-- Data shown follows --

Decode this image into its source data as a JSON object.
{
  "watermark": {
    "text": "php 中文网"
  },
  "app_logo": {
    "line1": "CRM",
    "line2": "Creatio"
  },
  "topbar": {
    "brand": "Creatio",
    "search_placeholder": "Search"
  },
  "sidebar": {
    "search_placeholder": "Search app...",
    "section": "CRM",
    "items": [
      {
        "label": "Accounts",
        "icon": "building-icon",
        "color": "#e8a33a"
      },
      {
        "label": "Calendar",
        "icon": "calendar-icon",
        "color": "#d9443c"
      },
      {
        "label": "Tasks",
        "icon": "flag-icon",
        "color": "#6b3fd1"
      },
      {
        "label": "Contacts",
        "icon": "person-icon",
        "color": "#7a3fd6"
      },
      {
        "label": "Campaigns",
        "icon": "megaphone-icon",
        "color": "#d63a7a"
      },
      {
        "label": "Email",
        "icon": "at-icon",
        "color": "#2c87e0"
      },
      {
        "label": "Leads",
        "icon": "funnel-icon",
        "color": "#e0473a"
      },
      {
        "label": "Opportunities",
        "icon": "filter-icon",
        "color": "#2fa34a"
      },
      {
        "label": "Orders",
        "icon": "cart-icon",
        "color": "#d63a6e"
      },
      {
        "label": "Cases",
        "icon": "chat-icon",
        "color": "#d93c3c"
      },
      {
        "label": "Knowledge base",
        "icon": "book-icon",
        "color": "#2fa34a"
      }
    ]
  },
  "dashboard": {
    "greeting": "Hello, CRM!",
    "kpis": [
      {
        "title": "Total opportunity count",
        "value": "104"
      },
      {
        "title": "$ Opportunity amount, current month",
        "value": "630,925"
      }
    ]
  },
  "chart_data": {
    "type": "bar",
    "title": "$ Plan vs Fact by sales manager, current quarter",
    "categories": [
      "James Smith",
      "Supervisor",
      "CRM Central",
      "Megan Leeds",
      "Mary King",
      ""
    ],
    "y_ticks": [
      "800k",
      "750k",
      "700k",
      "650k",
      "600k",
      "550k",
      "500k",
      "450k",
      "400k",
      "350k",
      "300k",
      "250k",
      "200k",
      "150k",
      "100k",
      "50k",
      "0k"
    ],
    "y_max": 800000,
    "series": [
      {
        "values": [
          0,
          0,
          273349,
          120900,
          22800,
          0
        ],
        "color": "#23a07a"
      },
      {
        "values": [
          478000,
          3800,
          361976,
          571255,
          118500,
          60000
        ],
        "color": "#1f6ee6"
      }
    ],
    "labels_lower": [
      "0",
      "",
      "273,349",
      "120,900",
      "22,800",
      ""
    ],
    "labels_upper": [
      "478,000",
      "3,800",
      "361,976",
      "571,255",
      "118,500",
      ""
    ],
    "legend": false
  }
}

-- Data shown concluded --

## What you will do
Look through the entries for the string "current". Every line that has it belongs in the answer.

## Solution to this task
        "title": "$ Opportunity amount, current month",
    "title": "$ Plan vs Fact by sales manager, current quarter",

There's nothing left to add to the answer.